The story of Val Gardena/Gröden in the Ski World Cup
For the first time in 1969, a FIS Ski World Cup race was held in Val Gardena/Gröden. In 1967, the International Ski Federation decided to host the 1970 Ski World Championships in the valley. That's why a downhill slope had to be built: the local organizers decided to refer to the new FIS guidelines: more technique, less risk. The Swiss Janiel Danilel Dätwyler won the inaugural race in a time of 2:07.75.
The 1970 Ski World Championships not only formed an important milestone in the history of the valley but also constituted an significant stage in the organization of major sporting events. The World Cup was the starting point for new technologies, for innovative forms of advertising, but above all it offered a unique opportunity to make this valley located in the heart of the Dolomites known all over the world. At the time, the races ended in four different finish areas, namely Ronc, Ciampinoi, Cir and Saslonch.
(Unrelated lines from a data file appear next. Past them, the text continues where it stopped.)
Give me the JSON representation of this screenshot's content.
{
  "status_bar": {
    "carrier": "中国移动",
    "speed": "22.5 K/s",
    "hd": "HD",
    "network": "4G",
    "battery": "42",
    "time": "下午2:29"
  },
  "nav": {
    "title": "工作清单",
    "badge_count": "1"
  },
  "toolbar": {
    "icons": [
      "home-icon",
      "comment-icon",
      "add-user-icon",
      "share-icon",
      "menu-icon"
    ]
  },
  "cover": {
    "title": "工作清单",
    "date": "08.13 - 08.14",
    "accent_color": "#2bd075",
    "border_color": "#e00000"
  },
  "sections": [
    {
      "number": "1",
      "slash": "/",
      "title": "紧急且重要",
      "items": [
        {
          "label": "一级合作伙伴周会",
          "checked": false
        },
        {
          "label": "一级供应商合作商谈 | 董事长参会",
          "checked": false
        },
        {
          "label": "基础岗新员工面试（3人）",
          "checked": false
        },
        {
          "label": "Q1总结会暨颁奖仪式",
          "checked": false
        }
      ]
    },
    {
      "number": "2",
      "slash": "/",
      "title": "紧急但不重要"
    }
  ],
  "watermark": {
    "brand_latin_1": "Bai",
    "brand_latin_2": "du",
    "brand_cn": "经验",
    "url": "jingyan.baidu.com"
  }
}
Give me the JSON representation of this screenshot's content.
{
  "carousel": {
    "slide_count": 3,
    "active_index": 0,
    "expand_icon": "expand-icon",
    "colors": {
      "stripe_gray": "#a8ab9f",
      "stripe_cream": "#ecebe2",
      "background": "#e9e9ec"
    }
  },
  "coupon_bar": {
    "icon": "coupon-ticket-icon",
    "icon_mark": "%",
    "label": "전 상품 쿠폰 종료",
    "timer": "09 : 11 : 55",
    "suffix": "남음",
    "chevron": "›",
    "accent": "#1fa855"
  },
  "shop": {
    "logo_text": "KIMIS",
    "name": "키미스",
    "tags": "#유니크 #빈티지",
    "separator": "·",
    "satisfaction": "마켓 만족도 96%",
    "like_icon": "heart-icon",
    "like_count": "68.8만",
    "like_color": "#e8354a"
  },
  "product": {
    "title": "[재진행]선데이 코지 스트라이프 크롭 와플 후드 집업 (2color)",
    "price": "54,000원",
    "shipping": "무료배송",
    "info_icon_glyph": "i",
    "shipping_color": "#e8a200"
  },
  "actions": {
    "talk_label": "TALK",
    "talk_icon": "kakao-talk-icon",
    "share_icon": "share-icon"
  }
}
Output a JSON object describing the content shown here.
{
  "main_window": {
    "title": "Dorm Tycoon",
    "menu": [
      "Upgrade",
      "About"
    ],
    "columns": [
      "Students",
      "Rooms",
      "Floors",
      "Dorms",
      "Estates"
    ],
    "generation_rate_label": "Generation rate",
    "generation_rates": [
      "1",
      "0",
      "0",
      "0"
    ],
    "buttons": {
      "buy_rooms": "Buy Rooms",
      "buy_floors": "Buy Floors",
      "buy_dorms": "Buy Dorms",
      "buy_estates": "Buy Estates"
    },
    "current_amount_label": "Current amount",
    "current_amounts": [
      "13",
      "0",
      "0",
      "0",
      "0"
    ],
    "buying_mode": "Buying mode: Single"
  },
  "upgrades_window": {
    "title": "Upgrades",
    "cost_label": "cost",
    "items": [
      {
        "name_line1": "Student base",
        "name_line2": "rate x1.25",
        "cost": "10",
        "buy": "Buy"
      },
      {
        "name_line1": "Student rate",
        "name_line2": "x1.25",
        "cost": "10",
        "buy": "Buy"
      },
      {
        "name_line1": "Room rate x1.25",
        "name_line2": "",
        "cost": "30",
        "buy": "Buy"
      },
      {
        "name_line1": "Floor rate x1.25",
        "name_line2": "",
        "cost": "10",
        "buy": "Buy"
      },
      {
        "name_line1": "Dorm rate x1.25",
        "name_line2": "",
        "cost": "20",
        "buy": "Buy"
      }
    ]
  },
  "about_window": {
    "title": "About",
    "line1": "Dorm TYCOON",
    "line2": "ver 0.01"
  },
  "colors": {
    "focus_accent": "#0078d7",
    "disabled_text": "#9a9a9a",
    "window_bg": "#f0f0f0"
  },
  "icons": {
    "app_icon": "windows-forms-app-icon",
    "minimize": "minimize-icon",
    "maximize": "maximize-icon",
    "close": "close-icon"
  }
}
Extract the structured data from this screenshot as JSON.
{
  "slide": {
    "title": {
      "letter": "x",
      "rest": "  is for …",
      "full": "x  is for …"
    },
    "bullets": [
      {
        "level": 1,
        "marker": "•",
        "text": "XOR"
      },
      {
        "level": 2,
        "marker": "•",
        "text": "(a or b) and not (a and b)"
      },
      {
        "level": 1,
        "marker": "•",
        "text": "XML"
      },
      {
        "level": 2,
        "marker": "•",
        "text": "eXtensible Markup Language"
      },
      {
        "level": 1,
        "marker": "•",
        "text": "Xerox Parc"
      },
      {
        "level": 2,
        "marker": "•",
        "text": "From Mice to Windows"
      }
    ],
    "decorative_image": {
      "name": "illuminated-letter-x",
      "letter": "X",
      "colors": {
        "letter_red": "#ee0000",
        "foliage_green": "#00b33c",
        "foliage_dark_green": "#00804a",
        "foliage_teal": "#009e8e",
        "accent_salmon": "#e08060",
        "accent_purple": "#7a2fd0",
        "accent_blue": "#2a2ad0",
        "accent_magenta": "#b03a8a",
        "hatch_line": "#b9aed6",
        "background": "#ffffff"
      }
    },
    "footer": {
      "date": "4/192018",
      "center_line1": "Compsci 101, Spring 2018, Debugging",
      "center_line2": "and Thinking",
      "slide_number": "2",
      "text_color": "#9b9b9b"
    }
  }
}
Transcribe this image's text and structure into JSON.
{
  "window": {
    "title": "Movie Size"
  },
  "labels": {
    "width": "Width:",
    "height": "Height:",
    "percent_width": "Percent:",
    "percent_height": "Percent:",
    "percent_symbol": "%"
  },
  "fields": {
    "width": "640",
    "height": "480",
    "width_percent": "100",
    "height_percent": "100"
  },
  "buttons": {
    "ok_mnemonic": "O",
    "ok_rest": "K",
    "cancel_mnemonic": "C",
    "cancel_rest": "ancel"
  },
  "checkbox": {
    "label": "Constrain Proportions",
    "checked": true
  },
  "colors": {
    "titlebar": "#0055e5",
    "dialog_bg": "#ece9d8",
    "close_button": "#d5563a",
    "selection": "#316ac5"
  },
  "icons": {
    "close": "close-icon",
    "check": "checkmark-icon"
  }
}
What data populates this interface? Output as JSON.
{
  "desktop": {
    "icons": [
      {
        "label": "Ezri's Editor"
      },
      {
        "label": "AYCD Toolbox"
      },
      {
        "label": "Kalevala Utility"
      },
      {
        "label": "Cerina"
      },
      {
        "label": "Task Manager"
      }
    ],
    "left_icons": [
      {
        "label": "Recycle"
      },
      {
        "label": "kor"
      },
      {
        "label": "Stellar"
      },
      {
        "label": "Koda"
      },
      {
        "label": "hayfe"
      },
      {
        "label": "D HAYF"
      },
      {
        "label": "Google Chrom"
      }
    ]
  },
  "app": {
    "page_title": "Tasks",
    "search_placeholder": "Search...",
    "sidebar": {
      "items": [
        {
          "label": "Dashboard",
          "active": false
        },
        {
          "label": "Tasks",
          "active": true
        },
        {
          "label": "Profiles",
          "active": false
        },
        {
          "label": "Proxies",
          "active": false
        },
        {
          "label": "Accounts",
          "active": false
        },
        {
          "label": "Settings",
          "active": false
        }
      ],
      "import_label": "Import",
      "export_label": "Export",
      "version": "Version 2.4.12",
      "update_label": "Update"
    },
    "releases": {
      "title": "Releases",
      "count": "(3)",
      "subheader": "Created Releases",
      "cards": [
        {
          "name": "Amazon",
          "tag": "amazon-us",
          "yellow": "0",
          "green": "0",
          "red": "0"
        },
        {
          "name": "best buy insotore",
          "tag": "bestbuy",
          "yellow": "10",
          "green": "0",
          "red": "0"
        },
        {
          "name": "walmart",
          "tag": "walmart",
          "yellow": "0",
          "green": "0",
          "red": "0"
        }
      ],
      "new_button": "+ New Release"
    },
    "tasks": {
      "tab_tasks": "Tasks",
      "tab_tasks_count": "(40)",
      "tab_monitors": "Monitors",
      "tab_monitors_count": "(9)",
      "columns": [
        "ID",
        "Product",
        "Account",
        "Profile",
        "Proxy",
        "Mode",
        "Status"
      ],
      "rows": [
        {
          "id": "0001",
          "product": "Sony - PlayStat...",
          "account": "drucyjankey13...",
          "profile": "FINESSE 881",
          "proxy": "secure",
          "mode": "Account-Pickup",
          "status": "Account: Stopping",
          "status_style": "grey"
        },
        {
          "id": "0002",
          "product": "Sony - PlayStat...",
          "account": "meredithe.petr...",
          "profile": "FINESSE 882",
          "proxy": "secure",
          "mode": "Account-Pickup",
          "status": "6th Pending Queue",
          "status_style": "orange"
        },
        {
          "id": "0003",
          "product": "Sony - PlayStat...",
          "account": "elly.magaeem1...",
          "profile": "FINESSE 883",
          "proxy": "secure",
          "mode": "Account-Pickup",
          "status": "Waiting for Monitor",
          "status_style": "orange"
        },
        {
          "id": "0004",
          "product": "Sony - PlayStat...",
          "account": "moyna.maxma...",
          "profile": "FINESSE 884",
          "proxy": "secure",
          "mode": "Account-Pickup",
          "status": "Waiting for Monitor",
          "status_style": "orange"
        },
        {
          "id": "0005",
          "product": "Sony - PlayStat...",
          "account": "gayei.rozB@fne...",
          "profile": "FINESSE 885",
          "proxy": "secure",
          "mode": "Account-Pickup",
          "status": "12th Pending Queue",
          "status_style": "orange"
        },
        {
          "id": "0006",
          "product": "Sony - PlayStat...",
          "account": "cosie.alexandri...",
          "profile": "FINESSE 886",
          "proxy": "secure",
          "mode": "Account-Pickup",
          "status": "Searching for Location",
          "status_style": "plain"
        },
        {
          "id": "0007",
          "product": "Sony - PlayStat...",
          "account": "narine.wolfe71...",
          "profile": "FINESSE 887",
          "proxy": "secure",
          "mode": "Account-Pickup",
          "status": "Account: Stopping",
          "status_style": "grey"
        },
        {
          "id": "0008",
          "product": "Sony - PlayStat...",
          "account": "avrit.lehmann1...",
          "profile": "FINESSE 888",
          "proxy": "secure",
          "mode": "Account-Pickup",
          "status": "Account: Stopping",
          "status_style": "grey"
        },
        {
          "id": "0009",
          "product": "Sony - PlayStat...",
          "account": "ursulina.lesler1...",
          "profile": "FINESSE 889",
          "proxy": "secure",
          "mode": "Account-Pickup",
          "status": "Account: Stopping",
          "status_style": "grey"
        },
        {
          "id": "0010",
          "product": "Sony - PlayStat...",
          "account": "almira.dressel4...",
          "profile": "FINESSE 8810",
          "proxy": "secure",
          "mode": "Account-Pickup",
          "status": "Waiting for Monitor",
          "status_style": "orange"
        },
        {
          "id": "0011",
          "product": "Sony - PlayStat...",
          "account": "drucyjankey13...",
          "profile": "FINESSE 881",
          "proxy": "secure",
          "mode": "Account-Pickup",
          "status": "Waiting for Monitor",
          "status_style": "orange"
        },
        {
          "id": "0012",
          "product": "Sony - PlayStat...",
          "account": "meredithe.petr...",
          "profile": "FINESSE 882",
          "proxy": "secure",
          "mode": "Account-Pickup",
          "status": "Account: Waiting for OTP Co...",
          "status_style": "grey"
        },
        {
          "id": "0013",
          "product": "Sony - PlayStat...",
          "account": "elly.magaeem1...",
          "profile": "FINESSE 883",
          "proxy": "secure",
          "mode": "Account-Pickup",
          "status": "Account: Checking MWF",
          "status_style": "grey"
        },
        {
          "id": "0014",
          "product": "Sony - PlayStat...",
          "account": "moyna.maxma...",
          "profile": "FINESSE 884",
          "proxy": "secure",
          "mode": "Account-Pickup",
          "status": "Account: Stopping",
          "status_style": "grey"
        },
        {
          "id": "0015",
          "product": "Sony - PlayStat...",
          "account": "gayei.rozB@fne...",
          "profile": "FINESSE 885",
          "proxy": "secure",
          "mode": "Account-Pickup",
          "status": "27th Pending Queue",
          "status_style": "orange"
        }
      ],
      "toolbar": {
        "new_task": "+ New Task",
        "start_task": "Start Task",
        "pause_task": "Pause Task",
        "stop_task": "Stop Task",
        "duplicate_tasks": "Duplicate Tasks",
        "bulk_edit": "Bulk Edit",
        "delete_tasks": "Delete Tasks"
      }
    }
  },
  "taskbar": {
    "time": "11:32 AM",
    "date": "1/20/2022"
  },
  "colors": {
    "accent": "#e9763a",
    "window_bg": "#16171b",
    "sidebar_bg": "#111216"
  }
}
The World Cup has decisively shaped the valley and helped it become a tourist destination. Many accommodations doubled the number of beds and numerous VIPs found their way to Val Gardena/Gröden. In terms of sports, it returned again in 1972 and has since then become a traditional venue for Ski World Cup races. In 1975, Val Gardena/Gröden hosted the World Cup Finals for the first and only time. Reminiscent of a parallel giant slalom, in which the South Tyrolean Gustav Thöni prevailed against the Swede Ingemar Stenmark winning the overall World Cup. 40,000 spectators witnessed the event.
Since then, no technical races have been hosted in the valley, but instead only downhill and since 2002 also Super G. 1980 will be remembered when the North Tyrolean Uli Spiess jumped for the first time over the Camel Humps. Not everyone was able to emulate him and many fell in the attempt. For this reason, the course conditions were changed but one of the most spectacular parts of the Ski World Cup still remains. The runners jump up to 80 meters and are up to six meters above the ground.